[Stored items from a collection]
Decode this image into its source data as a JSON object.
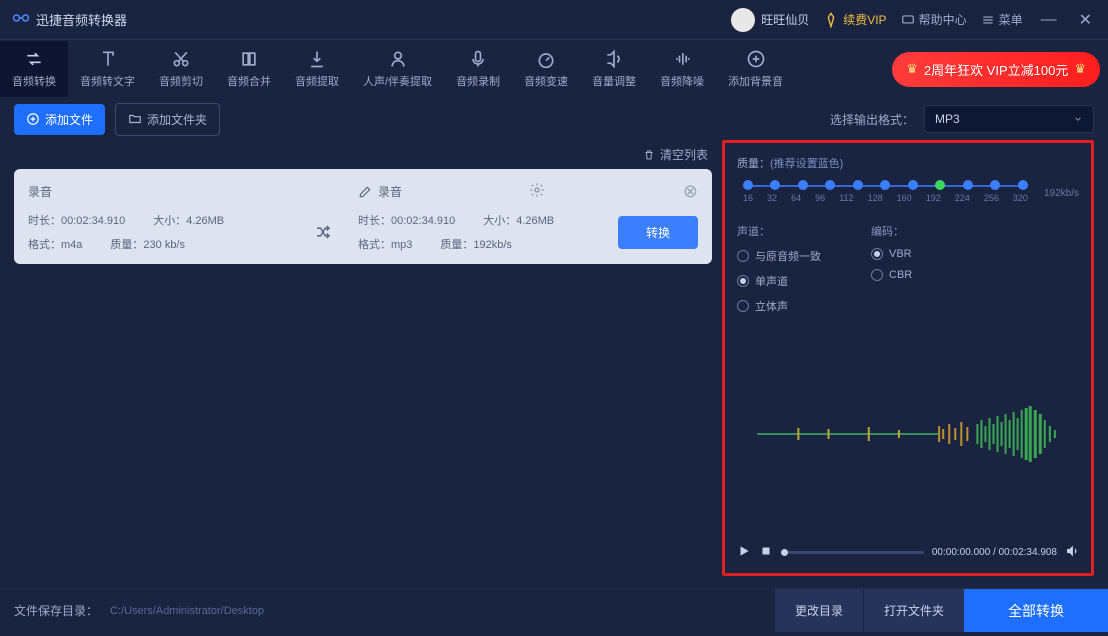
{
  "app": {
    "title": "迅捷音频转换器"
  },
  "user": {
    "name": "旺旺仙贝"
  },
  "vip": {
    "label": "续费VIP"
  },
  "title_actions": {
    "help": "帮助中心",
    "menu": "菜单"
  },
  "toolbar": {
    "items": [
      {
        "label": "音频转换"
      },
      {
        "label": "音频转文字"
      },
      {
        "label": "音频剪切"
      },
      {
        "label": "音频合并"
      },
      {
        "label": "音频提取"
      },
      {
        "label": "人声/伴奏提取"
      },
      {
        "label": "音频录制"
      },
      {
        "label": "音频变速"
      },
      {
        "label": "音量调整"
      },
      {
        "label": "音频降噪"
      },
      {
        "label": "添加背景音"
      }
    ]
  },
  "promo": {
    "text": "2周年狂欢 VIP立减100元"
  },
  "actions": {
    "add_file": "添加文件",
    "add_folder": "添加文件夹"
  },
  "output": {
    "label": "选择输出格式：",
    "value": "MP3"
  },
  "list": {
    "clear": "清空列表"
  },
  "file": {
    "name_left": "录音",
    "name_right": "录音",
    "left": {
      "duration_k": "时长：",
      "duration_v": "00:02:34.910",
      "size_k": "大小：",
      "size_v": "4.26MB",
      "format_k": "格式：",
      "format_v": "m4a",
      "quality_k": "质量：",
      "quality_v": "230 kb/s"
    },
    "right": {
      "duration_k": "时长：",
      "duration_v": "00:02:34.910",
      "size_k": "大小：",
      "size_v": "4.26MB",
      "format_k": "格式：",
      "format_v": "mp3",
      "quality_k": "质量：",
      "quality_v": "192kb/s"
    },
    "convert": "转换"
  },
  "settings": {
    "quality_label": "质量：",
    "quality_rec": "(推荐设置蓝色)",
    "current_rate": "192kb/s",
    "ticks": [
      "16",
      "32",
      "64",
      "96",
      "112",
      "128",
      "160",
      "192",
      "224",
      "256",
      "320"
    ],
    "channel": {
      "head": "声道：",
      "opts": [
        "与原音频一致",
        "单声道",
        "立体声"
      ],
      "selected": 1
    },
    "encoding": {
      "head": "编码：",
      "opts": [
        "VBR",
        "CBR"
      ],
      "selected": 0
    }
  },
  "player": {
    "pos": "00:00:00.000",
    "sep": " / ",
    "dur": "00:02:34.908"
  },
  "footer": {
    "save_label": "文件保存目录：",
    "save_path": "C:/Users/Administrator/Desktop",
    "change_dir": "更改目录",
    "open_dir": "打开文件夹",
    "convert_all": "全部转换"
  }
}
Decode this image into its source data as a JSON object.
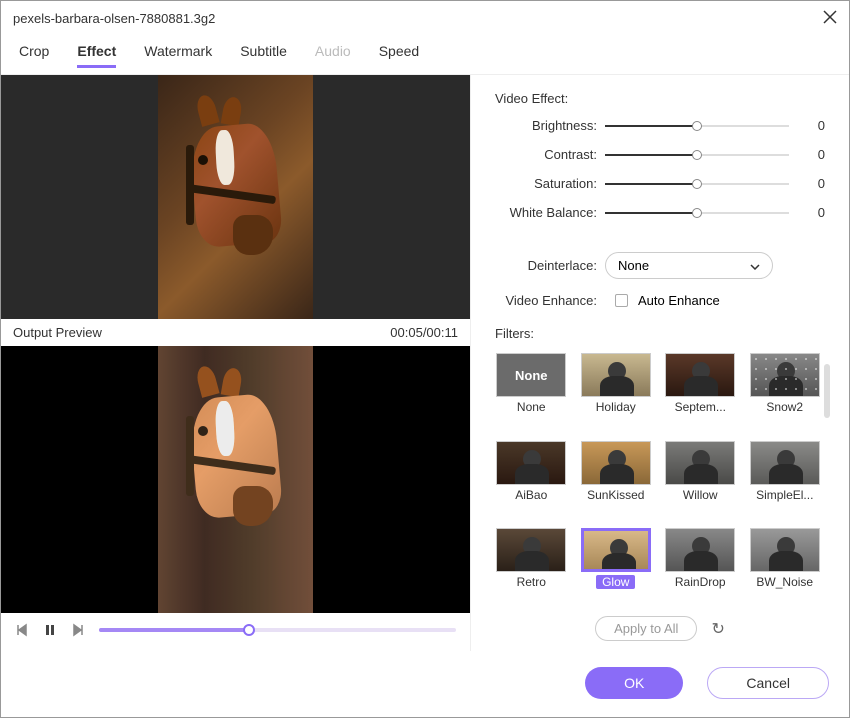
{
  "window": {
    "title": "pexels-barbara-olsen-7880881.3g2"
  },
  "tabs": {
    "items": [
      "Crop",
      "Effect",
      "Watermark",
      "Subtitle",
      "Audio",
      "Speed"
    ],
    "active": "Effect",
    "disabled": "Audio"
  },
  "preview": {
    "label": "Output Preview",
    "time": "00:05/00:11"
  },
  "effects": {
    "section_label": "Video Effect:",
    "sliders": [
      {
        "label": "Brightness:",
        "value": "0"
      },
      {
        "label": "Contrast:",
        "value": "0"
      },
      {
        "label": "Saturation:",
        "value": "0"
      },
      {
        "label": "White Balance:",
        "value": "0"
      }
    ],
    "deinterlace": {
      "label": "Deinterlace:",
      "value": "None"
    },
    "enhance": {
      "label": "Video Enhance:",
      "checkbox_label": "Auto Enhance"
    }
  },
  "filters": {
    "section_label": "Filters:",
    "none_label": "None",
    "items": [
      {
        "name": "None",
        "selected": false
      },
      {
        "name": "Holiday",
        "selected": false
      },
      {
        "name": "Septem...",
        "selected": false
      },
      {
        "name": "Snow2",
        "selected": false
      },
      {
        "name": "AiBao",
        "selected": false
      },
      {
        "name": "SunKissed",
        "selected": false
      },
      {
        "name": "Willow",
        "selected": false
      },
      {
        "name": "SimpleEl...",
        "selected": false
      },
      {
        "name": "Retro",
        "selected": false
      },
      {
        "name": "Glow",
        "selected": true
      },
      {
        "name": "RainDrop",
        "selected": false
      },
      {
        "name": "BW_Noise",
        "selected": false
      }
    ],
    "apply_all": "Apply to All"
  },
  "footer": {
    "ok": "OK",
    "cancel": "Cancel"
  }
}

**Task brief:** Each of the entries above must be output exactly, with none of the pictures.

**Exercise result:**
Decode this image into its source data as a JSON object.
{
  "app": {
    "title": "迅捷音频转换器"
  },
  "user": {
    "name": "旺旺仙贝"
  },
  "vip": {
    "label": "续费VIP"
  },
  "title_actions": {
    "help": "帮助中心",
    "menu": "菜单"
  },
  "toolbar": {
    "items": [
      {
        "label": "音频转换"
      },
      {
        "label": "音频转文字"
      },
      {
        "label": "音频剪切"
      },
      {
        "label": "音频合并"
      },
      {
        "label": "音频提取"
      },
      {
        "label": "人声/伴奏提取"
      },
      {
        "label": "音频录制"
      },
      {
        "label": "音频变速"
      },
      {
        "label": "音量调整"
      },
      {
        "label": "音频降噪"
      },
      {
        "label": "添加背景音"
      }
    ]
  },
  "promo": {
    "text": "2周年狂欢 VIP立减100元"
  },
  "actions": {
    "add_file": "添加文件",
    "add_folder": "添加文件夹"
  },
  "output": {
    "label": "选择输出格式：",
    "value": "MP3"
  },
  "list": {
    "clear": "清空列表"
  },
  "file": {
    "name_left": "录音",
    "name_right": "录音",
    "left": {
      "duration_k": "时长：",
      "duration_v": "00:02:34.910",
      "size_k": "大小：",
      "size_v": "4.26MB",
      "format_k": "格式：",
      "format_v": "m4a",
      "quality_k": "质量：",
      "quality_v": "230 kb/s"
    },
    "right": {
      "duration_k": "时长：",
      "duration_v": "00:02:34.910",
      "size_k": "大小：",
      "size_v": "4.26MB",
      "format_k": "格式：",
      "format_v": "mp3",
      "quality_k": "质量：",
      "quality_v": "192kb/s"
    },
    "convert": "转换"
  },
  "settings": {
    "quality_label": "质量：",
    "quality_rec": "(推荐设置蓝色)",
    "current_rate": "192kb/s",
    "ticks": [
      "16",
      "32",
      "64",
      "96",
      "112",
      "128",
      "160",
      "192",
      "224",
      "256",
      "320"
    ],
    "channel": {
      "head": "声道：",
      "opts": [
        "与原音频一致",
        "单声道",
        "立体声"
      ],
      "selected": 1
    },
    "encoding": {
      "head": "编码：",
      "opts": [
        "VBR",
        "CBR"
      ],
      "selected": 0
    }
  },
  "player": {
    "pos": "00:00:00.000",
    "sep": " / ",
    "dur": "00:02:34.908"
  },
  "footer": {
    "save_label": "文件保存目录：",
    "save_path": "C:/Users/Administrator/Desktop",
    "change_dir": "更改目录",
    "open_dir": "打开文件夹",
    "convert_all": "全部转换"
  }
}
Decode this image into its source data as a JSON object.
{
  "window": {
    "title": "pexels-barbara-olsen-7880881.3g2"
  },
  "tabs": {
    "items": [
      "Crop",
      "Effect",
      "Watermark",
      "Subtitle",
      "Audio",
      "Speed"
    ],
    "active": "Effect",
    "disabled": "Audio"
  },
  "preview": {
    "label": "Output Preview",
    "time": "00:05/00:11"
  },
  "effects": {
    "section_label": "Video Effect:",
    "sliders": [
      {
        "label": "Brightness:",
        "value": "0"
      },
      {
        "label": "Contrast:",
        "value": "0"
      },
      {
        "label": "Saturation:",
        "value": "0"
      },
      {
        "label": "White Balance:",
        "value": "0"
      }
    ],
    "deinterlace": {
      "label": "Deinterlace:",
      "value": "None"
    },
    "enhance": {
      "label": "Video Enhance:",
      "checkbox_label": "Auto Enhance"
    }
  },
  "filters": {
    "section_label": "Filters:",
    "none_label": "None",
    "items": [
      {
        "name": "None",
        "selected": false
      },
      {
        "name": "Holiday",
        "selected": false
      },
      {
        "name": "Septem...",
        "selected": false
      },
      {
        "name": "Snow2",
        "selected": false
      },
      {
        "name": "AiBao",
        "selected": false
      },
      {
        "name": "SunKissed",
        "selected": false
      },
      {
        "name": "Willow",
        "selected": false
      },
      {
        "name": "SimpleEl...",
        "selected": false
      },
      {
        "name": "Retro",
        "selected": false
      },
      {
        "name": "Glow",
        "selected": true
      },
      {
        "name": "RainDrop",
        "selected": false
      },
      {
        "name": "BW_Noise",
        "selected": false
      }
    ],
    "apply_all": "Apply to All"
  },
  "footer": {
    "ok": "OK",
    "cancel": "Cancel"
  }
}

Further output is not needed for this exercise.